2. Hamilton J., Knouse S., Hill V. Google in China: A manager-friendly heuristic model for resolving cross-cultural ethical conflicts. Journal of Business Ethics,2009 p.157.
3. Klinefelter, G. Corporate ethics: the business code of conduct for ethical employees. 2008, June p.1699.
4. Kohli, W. Butler, J. Fox-Piven, F., Dugger K. Roberts, E. Boseman, G. Kelly, B. Forum; do educators have a responsibility to raise social justice issues in the classroom? 2003 p. 137.
5. Malveaux, J. Moral education in an immoral society. Black Issues in Higher Education, 2002 p.146.
6. Norberg, P. (2009). «I don't care that people don't like what I do» — business codes viewed as invisible or visible restrictions. Journal of Business Ethics, 2009 p.225.
7. Ruggiero, R. Thinking critically about ethical issues. 7th edition.
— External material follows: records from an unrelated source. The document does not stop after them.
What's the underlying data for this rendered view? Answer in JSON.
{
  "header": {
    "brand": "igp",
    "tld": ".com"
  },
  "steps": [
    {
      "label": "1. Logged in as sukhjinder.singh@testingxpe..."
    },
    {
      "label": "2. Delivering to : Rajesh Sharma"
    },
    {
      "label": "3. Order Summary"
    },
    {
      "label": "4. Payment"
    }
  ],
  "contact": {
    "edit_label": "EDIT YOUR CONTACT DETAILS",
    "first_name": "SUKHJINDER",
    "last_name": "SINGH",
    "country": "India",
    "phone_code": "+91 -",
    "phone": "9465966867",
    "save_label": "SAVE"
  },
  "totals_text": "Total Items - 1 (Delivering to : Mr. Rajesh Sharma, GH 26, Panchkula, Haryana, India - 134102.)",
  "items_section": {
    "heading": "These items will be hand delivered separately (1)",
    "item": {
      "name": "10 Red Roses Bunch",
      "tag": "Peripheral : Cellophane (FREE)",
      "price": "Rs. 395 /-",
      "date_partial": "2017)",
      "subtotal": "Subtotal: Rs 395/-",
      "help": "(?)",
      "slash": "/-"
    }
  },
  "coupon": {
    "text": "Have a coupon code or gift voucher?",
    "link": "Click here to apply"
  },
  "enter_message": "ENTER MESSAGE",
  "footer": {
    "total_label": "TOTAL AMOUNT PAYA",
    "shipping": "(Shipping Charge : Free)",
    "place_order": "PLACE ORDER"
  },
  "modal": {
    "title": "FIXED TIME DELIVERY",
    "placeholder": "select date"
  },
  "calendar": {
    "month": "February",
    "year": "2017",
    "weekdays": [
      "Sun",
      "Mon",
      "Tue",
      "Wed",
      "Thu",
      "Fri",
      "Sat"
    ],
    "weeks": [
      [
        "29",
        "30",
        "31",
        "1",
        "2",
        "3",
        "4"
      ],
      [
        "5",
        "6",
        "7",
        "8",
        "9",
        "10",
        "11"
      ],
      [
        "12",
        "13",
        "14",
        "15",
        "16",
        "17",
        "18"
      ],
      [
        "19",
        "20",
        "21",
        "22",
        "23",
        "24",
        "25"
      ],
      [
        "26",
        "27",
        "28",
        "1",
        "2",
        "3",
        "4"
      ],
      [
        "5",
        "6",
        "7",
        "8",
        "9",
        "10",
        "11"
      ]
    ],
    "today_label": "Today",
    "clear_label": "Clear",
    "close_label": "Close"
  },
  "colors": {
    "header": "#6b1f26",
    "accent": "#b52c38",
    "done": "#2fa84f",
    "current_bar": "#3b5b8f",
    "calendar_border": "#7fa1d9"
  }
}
Boston: McGraw-Hill. 2008 p.306
8. Development of the creative potential of a person and society: materials of the II international scientififi c conference onJanuary 17–18, 2014. — Prague: Vědecko vydavatelské centrum «Sociosféra-CZ». Hadartseva L., Kaytmazov V. — An Outlook On Business Ethiks. — 256
11. http:// www.globalpolicy.org/globaliz/define